Russian town besieged by hungry bears
Residents afraid as bears roam the streets in search of food in Russia’s Primorsky region
In 2010, a scorching summer left bears in Siberia so hungry that some began digging up human graves. Photograph: Yves Herman/Reuters
Dozens of hungry bears have besieged a small town in Russia’s far east, roaming the streets and attacking residents.
In the past month, more than 30 bears have entered inhabited areas in Russia’s Primorsky region, located between China, North Korea and the Sea of Japan. Local authorities have had to shoot at least two animals.
Luchegorsk, a town of 21,000 on the river Kontrovod near the Chinese border, has been particularly affected.
Two large bears - a brown bear and a Himalayan bear - are now “ruling over” Luchegorsk, wandering the streets and scaring local people, the Primorskaya newspaper reported.
Asian black bears have also been seen, and a further three dozen bears are circling the town, according to other reports.
Local people say they are afraid to leave their homes and that the streets are filled with the sounds of sirens and loudspeakers telling citizens not to go outside for their own safety, VladNews reported. In one case, bears reportedly ransacked bee hives kept by locals. Kindergartens have kept children inside.

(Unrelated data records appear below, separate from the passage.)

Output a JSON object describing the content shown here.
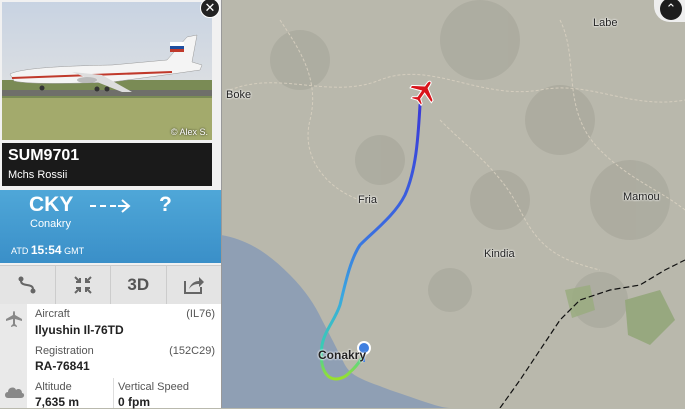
{
  "map": {
    "places": [
      "Labe",
      "Boke",
      "Fria",
      "Mamou",
      "Kindia",
      "Conakry"
    ]
  },
  "flight": {
    "callsign": "SUM9701",
    "airline": "Mchs Rossii",
    "photo_credit": "© Alex S."
  },
  "route": {
    "from_code": "CKY",
    "from_name": "Conakry",
    "to_code": "?",
    "atd_label": "ATD",
    "atd_time": "15:54",
    "atd_zone": "GMT"
  },
  "toolbar": {
    "three_d_label": "3D"
  },
  "details": {
    "aircraft_label": "Aircraft",
    "aircraft_value": "Ilyushin Il-76TD",
    "aircraft_code": "(IL76)",
    "registration_label": "Registration",
    "registration_value": "RA-76841",
    "registration_code": "(152C29)",
    "altitude_label": "Altitude",
    "altitude_value": "7,635 m",
    "vspeed_label": "Vertical Speed",
    "vspeed_value": "0 fpm"
  },
  "colors": {
    "track_high": "#3a48d8",
    "track_mid": "#3aa0e0",
    "track_low": "#9ae02a",
    "plane": "#d9141b",
    "sea": "#8f9fb4"
  }
}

There is good reason for the caution: a dashcam recently captured footage of a bear jumping out from beneath a balcony to attack a man in Luchegorsk as he was walking his dog near the entrance to his apartment building. Another man was wounded in a bear attack at the local bus station.
Vladimir Vasilyev, head of the Primorsky region’s animal control department, said the situation in Luchegorsk had “stabilised” thanks to the efforts of police and game wardens.
“Law enforcement officers are using the sirens on their cars to chase away the bears and are shooting in the air to frighten them,” Vasilyev said, adding that some bears had been dispersed with fire hoses.
“Two animals have had to be shot since the start of this invasion. They needed to be neutralised because they posed a real threat to humans and were attacking local residents.”
Vasilyev was apparently referring to an incident in August when a mother bear and her grown cub roamed the streets of Luchegorsk looking for food. After the cub attacked a man, police and game wardens shot both bears. The man was later taken to hospital.
Other reports put the number of bears killed higher. A game warden told the OTV Primorye channel he had to shoot a bear when it turned on him as he was trying to chase it out of Luchegorsk.
Experts believe the hungry bears have been migrating to the Primorsky region from neighbouring Khabarovsk and China in search of food. The number of bears in Primorsky has also grown in recent years due to fewer hunters, Pavel Fomenko of the World Wildlife Fund told news agency Rosbalt.
Poor yields this year of Manchurian walnuts, acorns, pine nuts and berries across all these areas have deprived the bears of their main sources of food to fatten up for winter hibernation, sending them into towns in looking to eat.
A heatwave last summer coincided with a rash of bear attacks in Russia’s far east that left at least three people dead. In 2010, a scorching summer left bears in Siberia so hungry that some began digging up human graves.
The bear invasion is unlikely to subside any time soon. “We predict that failing to find food in the taiga (Boreal Forest), bears will come to where people live more and more,” Vasilyev said.